11.1×17.8 cm, 352 pages, 3 b/w ill., softcover
ISBN 978-1-933128-49-8
Zak Group
Zalozba ZRC, Ljubljana
Out of print

“East Coast Europe,” which took place during Spring 2008, is a project about the perceptions of contemporary European identity and its relation to spatial practices and international politics.


The title “East Coast Europe” is a word play. “Europe” in the title is the central topic for investigation, its contemporary culture, expansion, and its status as a continuing social project. “East Coast” refers to two distinct edges of Europe, both real and imaginary—the geographical East Coast of the United States of America and the political “East Coast” of the European Union. The project invited leading figures in culture and politics from the two east coasts—of the United States of America, and of the countries in the European Union and its vicinity to comment on their perception of Europe today. East Coast Europe dives into the urgent details of a dense network of contemporary experience of the European Union’s extensive exchange of knowledge, people, and goods with the East Coast of the United States and also with its own eastern border. What are its challenges and possibilities for social, political and spatial practices?

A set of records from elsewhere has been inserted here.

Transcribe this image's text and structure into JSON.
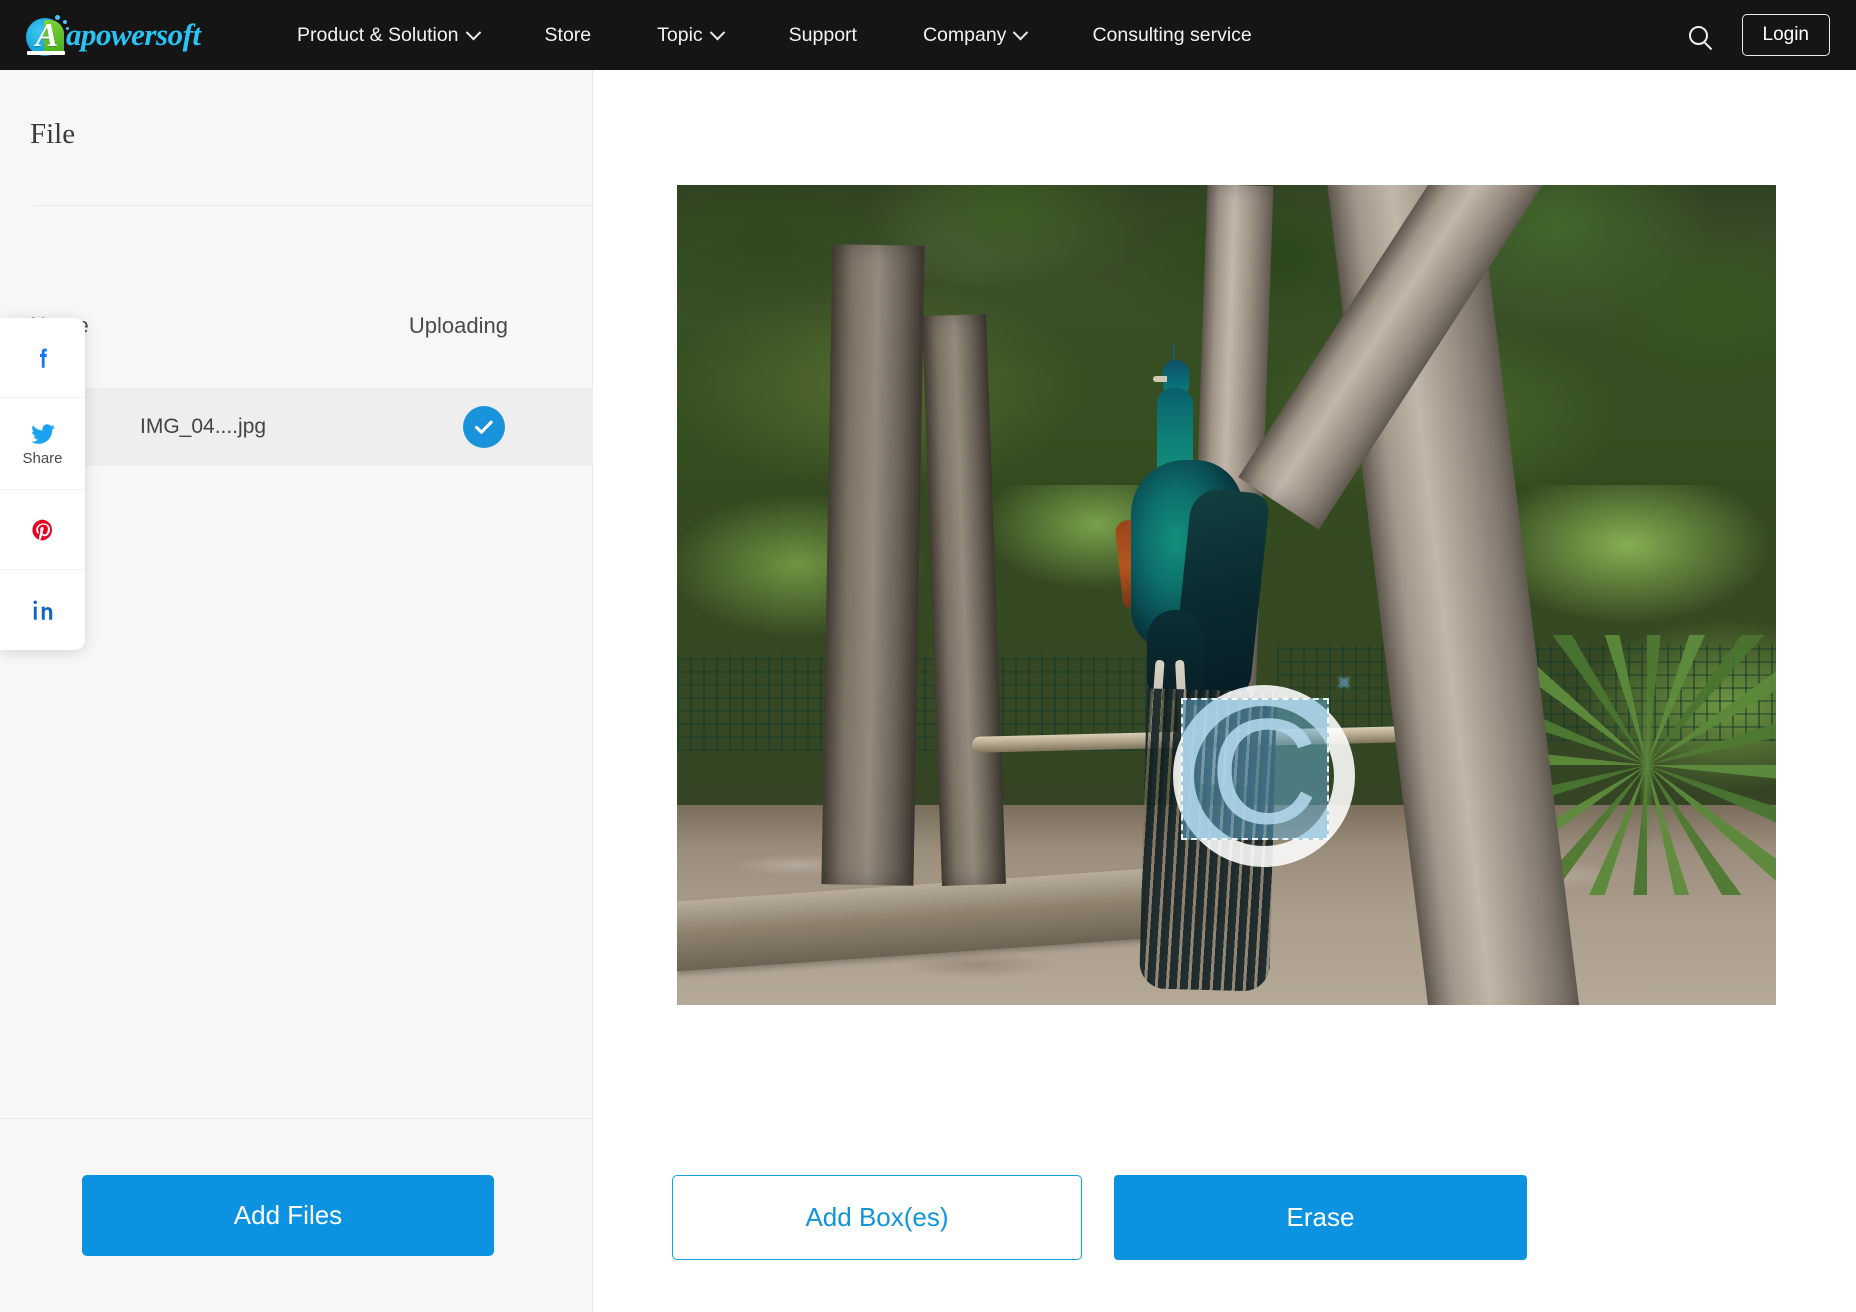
{
  "topnav": {
    "logo": {
      "icon": "apowersoft-logo-icon",
      "letter": "A",
      "wordmark": "apowersoft"
    },
    "links": [
      {
        "label": "Product & Solution",
        "has_dropdown": true
      },
      {
        "label": "Store",
        "has_dropdown": false
      },
      {
        "label": "Topic",
        "has_dropdown": true
      },
      {
        "label": "Support",
        "has_dropdown": false
      },
      {
        "label": "Company",
        "has_dropdown": true
      },
      {
        "label": "Consulting service",
        "has_dropdown": false
      }
    ],
    "search_icon": "search-icon",
    "login_label": "Login"
  },
  "sidebar": {
    "title": "File",
    "columns": {
      "name": "Name",
      "status": "Uploading"
    },
    "files": [
      {
        "name": "IMG_04....jpg",
        "status_icon": "check-circle-icon",
        "status": "done"
      }
    ],
    "add_files_label": "Add Files"
  },
  "share_widget": {
    "items": [
      {
        "network": "facebook",
        "icon": "facebook-icon",
        "label": ""
      },
      {
        "network": "twitter",
        "icon": "twitter-icon",
        "label": "Share"
      },
      {
        "network": "pinterest",
        "icon": "pinterest-icon",
        "label": ""
      },
      {
        "network": "linkedin",
        "icon": "linkedin-icon",
        "label": ""
      }
    ]
  },
  "main": {
    "photo": {
      "alt": "Peacock perched on a wooden rail under trees in a park enclosure",
      "watermark": {
        "glyph": "C",
        "type": "copyright-watermark"
      }
    },
    "selection_box": {
      "close_label": "×"
    },
    "add_box_label": "Add Box(es)",
    "erase_label": "Erase"
  },
  "colors": {
    "nav_background": "#151515",
    "accent_blue": "#0b93e1",
    "logo_cyan": "#29c4f5",
    "sidebar_background": "#f7f7f7",
    "row_highlight": "#eeeeee",
    "check_blue": "#1a93dd",
    "selection_fill": "#64afd7",
    "facebook": "#1877f2",
    "twitter": "#1da1f2",
    "pinterest": "#e60023",
    "linkedin": "#0a66c2"
  }
}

East Coast Europe was commissioned and produced by the Consulate General of Republic of Slovenia in New York City, during Slovenia’s Presidency of the Council of the EU in 2008, with support of the EUNIC Network New York and Delegation of the European Commission, New York. The ECE project is conceived by Katherine Carl, Srdjan Jovanović Weiss, Markus Miessen, and Alenka Suhadolnik.


In applying a spatial, geographical and cultural eye to the peripheries of a Europe suddenly profoundly unsure of its identity and its future, this book attempts to outline some of the issues and responses to the idea of Europe as an entity […] it presents an eastern border as defined as its correspondent coast on the other side of the Atlantic. To study its borders is to study its present, its future and its very existence.

— Edwin Heathcote,

Architecture Critic, Financial Times, London

This new encyclopedic endeavor is the necessary injection of optimism that Europe urgently needs. A brilliant toolbox for the 21st century.

— Hans Ulrich Obrist,

Director of International Projects, Serpentine Gallery, London

A timely and eminently readable book. This collection has a geographic rubric—in this case an ostensibly European one—but then encourages us, subtly and sneakily so, to rethink how we conceive of geography in the first place. With its pastiche of ideas drawn from the worlds of art, architecture, politics, its spirit and approach will have multiple echoes beyond this moment, beyond this space.

— Negar Azimi,

Senior editor, Bidouin, New York